"The requesting authority, in my opinion, seemed to have concluded that since the applicants were engaged in a Caribbean based trafficking organization, they must have been aware that the drugs were destined for the United States. This, to my mind, is a quantum leap. In my considered opinion, it could never seriously be contended with certainty or by inference that because a US registered aircraft was involved that the destination of the drugs was for the US. No evidence was put forward that the applicants knew or suspected that the plane was a registered US plane, bearing in mind that they were not involved in its purchase," the Judge said.
Photo Credit: BVI Platinum News
Meanwhile, on the issue of the BVI being the right forum for the men to be tried, the lawyers had stated that hat it is oppressive for the United States as the requesting state to ask for their extradition to be tried for the offences.
They had argued that the men are before the court in the BVI for the same offences which began before the US stepped in to have them extradited to stand trial.
The Judge said in his view, the defendants would be entitled to jury trial under Section 16 (1) (g) of the BVI Constitution to have have a trial before their peers.
"In my opinion, one is entitled to that right whenever that is possible. To extradite the defendants to stand trial in a foreign jurisdiction will deprive them of that right," he stated.
Government contracted Alun Jones, QC out of the UK to represent the prosecution, who was the respondent in the July hearing, while former Director of Public Prosecutions, Terrence Williams, who was contracted for the hearing in the Magistrate's Court, was also on the prosecution team along with the Attorney General, Dr. Christopher Malcolm and Senior Crown Counsel in the DPP's Office, Valston Graham.
Three of the defendants hired UK attorneys. Lord Kenneth Macdonald, QC was Skelton's lead counsel; Harrigan's lead counsel was Edward Fitzgerald, QC along with his initial lawyer, Patrick Thompson; and Julian Knowles, QC for Hodge. Beazer's lawyer remained the same Mr. Richard Rowe and Valdez - Attorney at Law Stephen Daniels.
It is alleged that the five men were parties to a conspiracy to import cocaine from South America into the Virgin Islands for onward shipment to Puerto Rico, the United States Virgin Islands and the United States mainland. Bob Hodge made arrangements with several persons, including Roberto Mendez-Hurtado, a Colombian drug lord.

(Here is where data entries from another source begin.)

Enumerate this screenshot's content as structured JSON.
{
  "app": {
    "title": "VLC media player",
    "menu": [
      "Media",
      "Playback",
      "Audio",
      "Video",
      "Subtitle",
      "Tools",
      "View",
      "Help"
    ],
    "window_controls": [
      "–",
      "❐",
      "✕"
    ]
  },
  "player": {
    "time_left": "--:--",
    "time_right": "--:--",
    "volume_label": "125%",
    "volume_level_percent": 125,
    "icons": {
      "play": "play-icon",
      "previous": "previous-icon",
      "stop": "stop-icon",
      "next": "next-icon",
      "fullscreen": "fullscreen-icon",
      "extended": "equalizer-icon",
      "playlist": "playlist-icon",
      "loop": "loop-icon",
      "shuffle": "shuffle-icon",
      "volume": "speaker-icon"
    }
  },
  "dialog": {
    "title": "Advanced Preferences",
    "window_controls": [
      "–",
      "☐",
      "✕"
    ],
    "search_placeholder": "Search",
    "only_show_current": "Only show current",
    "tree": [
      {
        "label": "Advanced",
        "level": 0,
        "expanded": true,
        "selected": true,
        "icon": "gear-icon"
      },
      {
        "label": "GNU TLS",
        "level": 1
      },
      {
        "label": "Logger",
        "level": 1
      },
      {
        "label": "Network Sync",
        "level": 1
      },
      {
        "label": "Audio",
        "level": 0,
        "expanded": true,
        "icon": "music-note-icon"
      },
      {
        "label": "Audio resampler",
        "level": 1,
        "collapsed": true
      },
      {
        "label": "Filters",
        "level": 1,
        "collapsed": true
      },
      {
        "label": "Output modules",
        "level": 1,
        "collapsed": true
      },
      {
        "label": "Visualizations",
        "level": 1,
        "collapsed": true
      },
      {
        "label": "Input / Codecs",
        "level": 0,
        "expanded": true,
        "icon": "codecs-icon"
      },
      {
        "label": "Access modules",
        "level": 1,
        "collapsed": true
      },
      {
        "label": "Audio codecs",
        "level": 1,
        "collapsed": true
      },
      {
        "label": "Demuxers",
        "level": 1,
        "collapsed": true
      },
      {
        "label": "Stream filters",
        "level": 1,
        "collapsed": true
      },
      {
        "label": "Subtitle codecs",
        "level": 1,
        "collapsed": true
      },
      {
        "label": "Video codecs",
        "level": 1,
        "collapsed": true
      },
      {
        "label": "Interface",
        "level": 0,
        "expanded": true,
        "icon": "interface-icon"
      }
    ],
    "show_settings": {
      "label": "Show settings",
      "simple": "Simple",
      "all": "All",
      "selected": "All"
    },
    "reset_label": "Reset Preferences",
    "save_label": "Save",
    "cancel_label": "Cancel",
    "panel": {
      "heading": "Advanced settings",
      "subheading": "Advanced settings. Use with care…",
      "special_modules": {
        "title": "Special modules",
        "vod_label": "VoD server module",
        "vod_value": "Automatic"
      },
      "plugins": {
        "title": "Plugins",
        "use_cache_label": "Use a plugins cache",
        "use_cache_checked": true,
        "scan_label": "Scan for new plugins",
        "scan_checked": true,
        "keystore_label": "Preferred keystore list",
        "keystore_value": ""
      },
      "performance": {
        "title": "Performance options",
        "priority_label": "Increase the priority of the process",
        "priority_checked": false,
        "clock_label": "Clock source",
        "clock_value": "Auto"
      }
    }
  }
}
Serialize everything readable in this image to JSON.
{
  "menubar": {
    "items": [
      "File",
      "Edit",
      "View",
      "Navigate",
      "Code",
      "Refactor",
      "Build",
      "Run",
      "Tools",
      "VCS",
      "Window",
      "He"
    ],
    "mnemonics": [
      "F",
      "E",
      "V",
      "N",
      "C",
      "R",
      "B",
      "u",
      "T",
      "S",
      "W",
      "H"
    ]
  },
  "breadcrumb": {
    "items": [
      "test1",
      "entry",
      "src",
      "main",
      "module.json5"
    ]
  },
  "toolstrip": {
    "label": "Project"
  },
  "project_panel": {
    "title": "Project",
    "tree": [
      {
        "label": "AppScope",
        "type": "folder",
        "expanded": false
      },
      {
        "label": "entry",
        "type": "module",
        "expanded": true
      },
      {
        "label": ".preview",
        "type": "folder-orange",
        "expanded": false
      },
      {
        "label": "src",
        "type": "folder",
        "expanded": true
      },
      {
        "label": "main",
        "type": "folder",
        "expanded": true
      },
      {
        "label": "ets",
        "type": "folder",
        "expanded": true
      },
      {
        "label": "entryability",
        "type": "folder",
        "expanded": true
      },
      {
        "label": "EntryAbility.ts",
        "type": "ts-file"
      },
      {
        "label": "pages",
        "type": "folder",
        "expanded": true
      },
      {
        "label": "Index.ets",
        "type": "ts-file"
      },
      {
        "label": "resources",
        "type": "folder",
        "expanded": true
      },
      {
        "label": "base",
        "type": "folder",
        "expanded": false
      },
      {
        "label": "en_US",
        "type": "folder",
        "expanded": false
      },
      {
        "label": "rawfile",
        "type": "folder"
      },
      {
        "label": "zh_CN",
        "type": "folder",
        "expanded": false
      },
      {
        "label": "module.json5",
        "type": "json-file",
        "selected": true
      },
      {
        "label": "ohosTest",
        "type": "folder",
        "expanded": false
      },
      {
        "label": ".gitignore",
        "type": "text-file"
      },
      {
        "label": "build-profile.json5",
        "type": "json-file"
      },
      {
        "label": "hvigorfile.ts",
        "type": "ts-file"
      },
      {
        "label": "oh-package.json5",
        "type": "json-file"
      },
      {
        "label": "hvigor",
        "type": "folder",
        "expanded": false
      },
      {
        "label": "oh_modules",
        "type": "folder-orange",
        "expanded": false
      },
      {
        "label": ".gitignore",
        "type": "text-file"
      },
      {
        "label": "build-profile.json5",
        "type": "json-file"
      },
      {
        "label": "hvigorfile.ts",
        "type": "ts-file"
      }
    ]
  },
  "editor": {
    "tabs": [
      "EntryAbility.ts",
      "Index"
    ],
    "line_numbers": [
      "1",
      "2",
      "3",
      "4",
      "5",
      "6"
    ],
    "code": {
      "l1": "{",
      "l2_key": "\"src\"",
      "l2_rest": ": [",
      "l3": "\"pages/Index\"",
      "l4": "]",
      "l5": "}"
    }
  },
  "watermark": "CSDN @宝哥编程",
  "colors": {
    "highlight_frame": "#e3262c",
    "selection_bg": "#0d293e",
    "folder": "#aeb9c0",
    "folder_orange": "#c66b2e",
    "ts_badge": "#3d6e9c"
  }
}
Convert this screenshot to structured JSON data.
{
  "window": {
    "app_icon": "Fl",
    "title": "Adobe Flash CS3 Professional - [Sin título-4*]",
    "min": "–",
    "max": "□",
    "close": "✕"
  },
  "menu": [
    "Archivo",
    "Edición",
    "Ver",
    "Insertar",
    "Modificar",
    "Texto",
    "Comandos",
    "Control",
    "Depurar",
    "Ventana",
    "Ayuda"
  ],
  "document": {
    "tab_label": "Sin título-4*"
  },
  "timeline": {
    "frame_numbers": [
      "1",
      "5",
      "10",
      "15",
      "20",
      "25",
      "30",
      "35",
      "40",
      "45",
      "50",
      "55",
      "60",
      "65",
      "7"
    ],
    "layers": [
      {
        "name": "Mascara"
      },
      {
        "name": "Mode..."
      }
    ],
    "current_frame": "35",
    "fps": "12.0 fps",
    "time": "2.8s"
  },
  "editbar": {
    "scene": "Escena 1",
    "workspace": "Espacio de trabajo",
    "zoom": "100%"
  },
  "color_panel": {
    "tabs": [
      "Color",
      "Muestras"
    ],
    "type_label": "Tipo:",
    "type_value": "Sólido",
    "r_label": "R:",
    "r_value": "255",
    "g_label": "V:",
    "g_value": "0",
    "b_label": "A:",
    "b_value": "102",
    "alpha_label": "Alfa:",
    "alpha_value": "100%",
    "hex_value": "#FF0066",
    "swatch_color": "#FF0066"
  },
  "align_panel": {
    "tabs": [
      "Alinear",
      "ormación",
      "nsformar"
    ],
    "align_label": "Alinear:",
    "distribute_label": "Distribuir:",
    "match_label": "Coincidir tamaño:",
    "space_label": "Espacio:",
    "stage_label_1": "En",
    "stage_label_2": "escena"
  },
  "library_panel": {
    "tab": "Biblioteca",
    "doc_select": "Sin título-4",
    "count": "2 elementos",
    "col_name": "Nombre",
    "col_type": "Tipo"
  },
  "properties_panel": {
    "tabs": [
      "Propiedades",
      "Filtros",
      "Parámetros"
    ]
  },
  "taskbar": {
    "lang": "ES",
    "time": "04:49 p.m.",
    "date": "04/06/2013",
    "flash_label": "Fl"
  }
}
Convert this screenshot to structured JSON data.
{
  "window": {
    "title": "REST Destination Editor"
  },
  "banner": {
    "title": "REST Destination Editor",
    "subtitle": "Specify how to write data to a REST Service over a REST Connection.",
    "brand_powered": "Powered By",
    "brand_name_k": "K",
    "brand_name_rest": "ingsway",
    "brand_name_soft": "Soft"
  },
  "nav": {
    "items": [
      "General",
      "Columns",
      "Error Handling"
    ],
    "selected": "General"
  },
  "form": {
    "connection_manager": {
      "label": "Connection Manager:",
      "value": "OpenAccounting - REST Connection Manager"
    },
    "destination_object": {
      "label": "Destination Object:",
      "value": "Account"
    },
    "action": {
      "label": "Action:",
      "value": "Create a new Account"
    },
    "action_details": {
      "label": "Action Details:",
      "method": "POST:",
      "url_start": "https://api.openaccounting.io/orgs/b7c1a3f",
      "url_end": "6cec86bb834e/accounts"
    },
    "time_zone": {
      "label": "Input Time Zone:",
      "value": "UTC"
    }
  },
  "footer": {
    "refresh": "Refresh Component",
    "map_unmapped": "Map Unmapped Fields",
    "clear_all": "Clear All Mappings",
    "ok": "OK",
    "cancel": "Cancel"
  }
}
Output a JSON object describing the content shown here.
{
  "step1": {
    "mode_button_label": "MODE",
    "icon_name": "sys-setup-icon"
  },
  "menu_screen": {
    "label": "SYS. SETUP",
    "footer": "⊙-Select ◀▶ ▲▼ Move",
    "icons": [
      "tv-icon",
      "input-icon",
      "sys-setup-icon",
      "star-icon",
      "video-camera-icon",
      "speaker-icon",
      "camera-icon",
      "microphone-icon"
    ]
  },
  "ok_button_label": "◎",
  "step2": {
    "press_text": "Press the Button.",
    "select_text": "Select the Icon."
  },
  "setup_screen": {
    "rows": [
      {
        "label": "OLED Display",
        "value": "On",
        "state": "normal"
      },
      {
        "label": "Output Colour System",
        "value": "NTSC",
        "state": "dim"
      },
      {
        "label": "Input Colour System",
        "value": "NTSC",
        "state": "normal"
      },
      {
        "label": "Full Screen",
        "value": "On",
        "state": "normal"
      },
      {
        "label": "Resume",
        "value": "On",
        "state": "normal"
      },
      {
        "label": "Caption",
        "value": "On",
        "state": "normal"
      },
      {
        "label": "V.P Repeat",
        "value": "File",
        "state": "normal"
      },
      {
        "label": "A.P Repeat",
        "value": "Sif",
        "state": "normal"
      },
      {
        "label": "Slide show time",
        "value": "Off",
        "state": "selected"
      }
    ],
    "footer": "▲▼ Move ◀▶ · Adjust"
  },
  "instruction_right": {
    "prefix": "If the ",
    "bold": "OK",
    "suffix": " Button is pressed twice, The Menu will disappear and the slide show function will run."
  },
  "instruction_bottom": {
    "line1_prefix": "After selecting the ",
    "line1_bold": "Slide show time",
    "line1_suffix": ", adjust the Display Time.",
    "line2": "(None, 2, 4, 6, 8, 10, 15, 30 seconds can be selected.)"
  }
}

According to the US, the agreement was to unlawfully import cocaine by way of airdrops at night in the Territorial waters of the Virgin Islands. Those arrangements allegedly began sometime in 1998 until September 29, 2010. It is further alleged that payments for each shipment were made to Bob Hodge, initially in the amount of 10 percent per worth of each load and later to 15 percent per load.